How can we close the achievement gap when the digital divide continues to widen?

To deal with this lack of access, people gravitate to free Wi-Fi hotspots offered by our public libraries or made available by businesses as a convenience to their customers. While such options are better than nothing, having to trek back and forth from one’s home whenever one needs an internet connection hearkens back to a century ago when people had to depend on the corner drug store for a phone connection.

Is that the best we can do in the 21st Century?

After all, libraries and businesses are seldom open 24/7, and using a pubic internet connection for transmitting information increases the risks of data breaches and identity fraud. In addition, wireless connectivity seldom offers as much bandwidth as possible with a hardwired fiber connection, which means valuable time is wasted waiting for documents or data to upload or download.

We can do better.

High speed, affordable internet connectivity must be treated as a necessity rather than viewed as a luxury, much like the electricity we depend on to light our homes or the water that flows through the city’s pipes. Before the development of a modern water supply system, one might have to walk several miles just to reach the nearest well. Those without reliable internet access face similar challenges: having to travel several miles from home just to connect to the Internet.

While people will continue to cope with such inconveniences as best as they can, limiting anyone’s access to an affordable, high-speed internet connection robs them of the ability to fully engage and participate in our economy and in our democracy.

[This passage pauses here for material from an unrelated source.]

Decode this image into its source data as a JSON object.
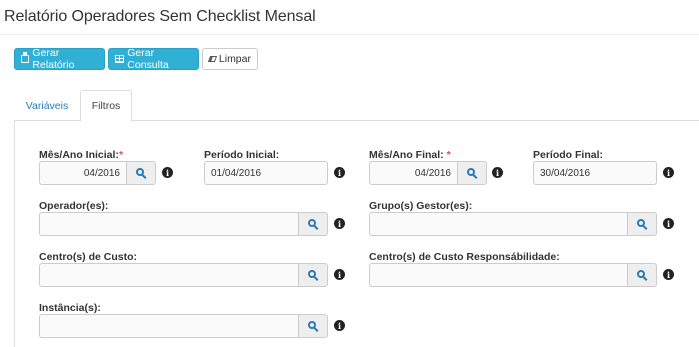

With a citywide fiber network as a publicly-owned asset, we can all work together to eliminate the digital divide here in Saint Paul.